One especially poignant day when I was needing solace, there sat Franklin outside the window. He was not just sitting, he was visiting, as though he needed solace, too. A few weeks before, as hubby and I carried groceries in, Franklin streaked through the back door and headed straight for that window, as though he needed to see our view from the inside looking out. Now this day, he rolled and lazed, snuggled up against the outside glass, eventually resting his chin on the sill, eyes on me as I poured out my thoughts to him. It was kind of like talking to God in cat-fur! He truly seemed to be listening, for a half-hour or so. Sadly, as dear Franklin proved to be full of bird-killing hormones as he grew, our friendly birds had flown away. They rarely visited since Franklin laid claim to the sunny spot near their tree.
Several months after Franklin and his adorable humans had moved on, the birds returned, peacefully flitting about. Only when they saw movement inside the house would they fly off. As my husband rounded the corner to come into the room he started chuckling. As I was unable to see what was so funny, he filled me in . . . one of our tiny bird friends was hopping along the window sill, looking in. Not pecking about, but looking in. Immediately memories of Franklin peering through that window burst upon my mind. Obviously curious if a box or something new was placed into view, he was definitely bewildered with the strange configuration of a shoe. Yes, I will admit to explaining to a cat that it was “just a shoe,” even showing him how it fit on my foot. And yes, he paid attention to the whole litany as though he truly understood. His furrowed brows smoothed out as the explanation was given, cocked head returning to upright position. Yes, I think he understood.

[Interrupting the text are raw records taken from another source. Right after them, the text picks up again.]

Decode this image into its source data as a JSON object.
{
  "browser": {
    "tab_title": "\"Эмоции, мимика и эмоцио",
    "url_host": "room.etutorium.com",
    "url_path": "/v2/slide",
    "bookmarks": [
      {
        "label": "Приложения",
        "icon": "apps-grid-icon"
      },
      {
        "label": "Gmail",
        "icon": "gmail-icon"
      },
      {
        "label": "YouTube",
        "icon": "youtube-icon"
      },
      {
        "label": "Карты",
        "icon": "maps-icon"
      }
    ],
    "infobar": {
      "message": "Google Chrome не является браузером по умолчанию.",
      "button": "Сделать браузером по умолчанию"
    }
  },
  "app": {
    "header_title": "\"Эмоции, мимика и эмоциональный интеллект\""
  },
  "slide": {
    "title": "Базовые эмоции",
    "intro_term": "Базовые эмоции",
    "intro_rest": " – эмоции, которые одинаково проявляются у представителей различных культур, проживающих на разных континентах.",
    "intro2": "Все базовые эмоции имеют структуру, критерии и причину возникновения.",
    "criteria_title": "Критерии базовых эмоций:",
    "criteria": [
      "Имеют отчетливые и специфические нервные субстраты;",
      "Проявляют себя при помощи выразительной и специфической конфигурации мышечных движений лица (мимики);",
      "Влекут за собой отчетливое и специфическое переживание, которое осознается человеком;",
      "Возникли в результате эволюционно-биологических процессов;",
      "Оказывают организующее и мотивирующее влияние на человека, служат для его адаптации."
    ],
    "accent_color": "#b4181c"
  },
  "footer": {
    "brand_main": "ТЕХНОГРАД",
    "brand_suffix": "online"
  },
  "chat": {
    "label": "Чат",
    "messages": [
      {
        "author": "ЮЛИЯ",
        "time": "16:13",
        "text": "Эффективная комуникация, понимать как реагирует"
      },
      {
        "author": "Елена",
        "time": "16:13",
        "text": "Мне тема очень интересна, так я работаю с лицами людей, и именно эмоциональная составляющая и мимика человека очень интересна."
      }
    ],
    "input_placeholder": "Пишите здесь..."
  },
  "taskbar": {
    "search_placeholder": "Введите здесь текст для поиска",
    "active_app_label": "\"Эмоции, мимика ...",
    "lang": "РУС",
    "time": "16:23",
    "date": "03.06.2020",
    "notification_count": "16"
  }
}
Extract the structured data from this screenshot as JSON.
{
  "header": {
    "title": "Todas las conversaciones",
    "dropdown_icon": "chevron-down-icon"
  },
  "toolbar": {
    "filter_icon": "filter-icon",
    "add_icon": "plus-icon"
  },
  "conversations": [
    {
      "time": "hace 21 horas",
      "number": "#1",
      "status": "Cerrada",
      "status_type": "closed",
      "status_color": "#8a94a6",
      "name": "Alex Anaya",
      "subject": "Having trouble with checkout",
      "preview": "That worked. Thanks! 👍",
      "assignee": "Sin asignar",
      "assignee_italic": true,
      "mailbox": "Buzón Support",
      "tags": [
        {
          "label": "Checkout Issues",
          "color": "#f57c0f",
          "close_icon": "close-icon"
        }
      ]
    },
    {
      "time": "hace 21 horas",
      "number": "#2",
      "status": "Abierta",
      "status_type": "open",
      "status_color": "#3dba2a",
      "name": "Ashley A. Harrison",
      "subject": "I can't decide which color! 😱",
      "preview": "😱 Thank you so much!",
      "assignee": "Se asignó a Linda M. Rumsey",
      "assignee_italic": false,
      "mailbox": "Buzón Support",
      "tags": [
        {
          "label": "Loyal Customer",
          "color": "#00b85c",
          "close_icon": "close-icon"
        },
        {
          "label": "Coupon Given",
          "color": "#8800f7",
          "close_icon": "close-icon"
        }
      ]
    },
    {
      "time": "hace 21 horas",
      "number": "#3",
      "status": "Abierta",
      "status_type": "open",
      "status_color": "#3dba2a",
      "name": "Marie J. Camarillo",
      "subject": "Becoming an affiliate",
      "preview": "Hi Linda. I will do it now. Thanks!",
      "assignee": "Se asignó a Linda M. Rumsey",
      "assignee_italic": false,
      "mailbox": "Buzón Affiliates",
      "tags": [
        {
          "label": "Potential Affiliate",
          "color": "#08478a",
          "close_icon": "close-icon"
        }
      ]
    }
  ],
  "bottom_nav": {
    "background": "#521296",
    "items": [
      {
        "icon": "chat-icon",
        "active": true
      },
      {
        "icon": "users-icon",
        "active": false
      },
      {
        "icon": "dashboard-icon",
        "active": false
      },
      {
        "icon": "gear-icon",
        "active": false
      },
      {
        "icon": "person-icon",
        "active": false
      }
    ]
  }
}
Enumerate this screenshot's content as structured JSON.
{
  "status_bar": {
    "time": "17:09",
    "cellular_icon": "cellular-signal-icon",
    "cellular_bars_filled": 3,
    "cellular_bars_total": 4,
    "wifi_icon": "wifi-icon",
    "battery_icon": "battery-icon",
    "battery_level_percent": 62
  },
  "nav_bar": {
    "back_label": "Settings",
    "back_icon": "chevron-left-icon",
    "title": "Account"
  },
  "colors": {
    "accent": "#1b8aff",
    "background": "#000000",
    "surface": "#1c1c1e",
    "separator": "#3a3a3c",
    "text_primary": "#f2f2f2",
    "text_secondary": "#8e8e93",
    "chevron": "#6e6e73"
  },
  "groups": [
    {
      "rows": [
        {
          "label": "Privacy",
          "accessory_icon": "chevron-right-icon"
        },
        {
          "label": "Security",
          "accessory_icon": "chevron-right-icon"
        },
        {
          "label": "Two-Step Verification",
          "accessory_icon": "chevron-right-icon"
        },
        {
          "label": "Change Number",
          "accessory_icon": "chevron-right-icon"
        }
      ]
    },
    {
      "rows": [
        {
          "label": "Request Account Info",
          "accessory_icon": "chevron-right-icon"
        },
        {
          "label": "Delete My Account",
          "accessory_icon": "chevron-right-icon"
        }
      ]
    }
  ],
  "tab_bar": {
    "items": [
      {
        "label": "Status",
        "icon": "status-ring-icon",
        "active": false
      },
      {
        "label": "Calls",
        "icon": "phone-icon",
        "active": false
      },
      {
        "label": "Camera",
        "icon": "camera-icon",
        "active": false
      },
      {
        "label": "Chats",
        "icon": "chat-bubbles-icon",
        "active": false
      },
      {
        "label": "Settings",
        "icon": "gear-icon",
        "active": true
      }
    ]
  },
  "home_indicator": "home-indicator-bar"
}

I wonder now as grandchildren, and other critters, peer in that window, who exactly is watching whom? It seems that birds – at least one – are peeking in, too. Maybe one day that bird will stick around and not flee from fear. One never knows . . . it might be fun to chat with a bird!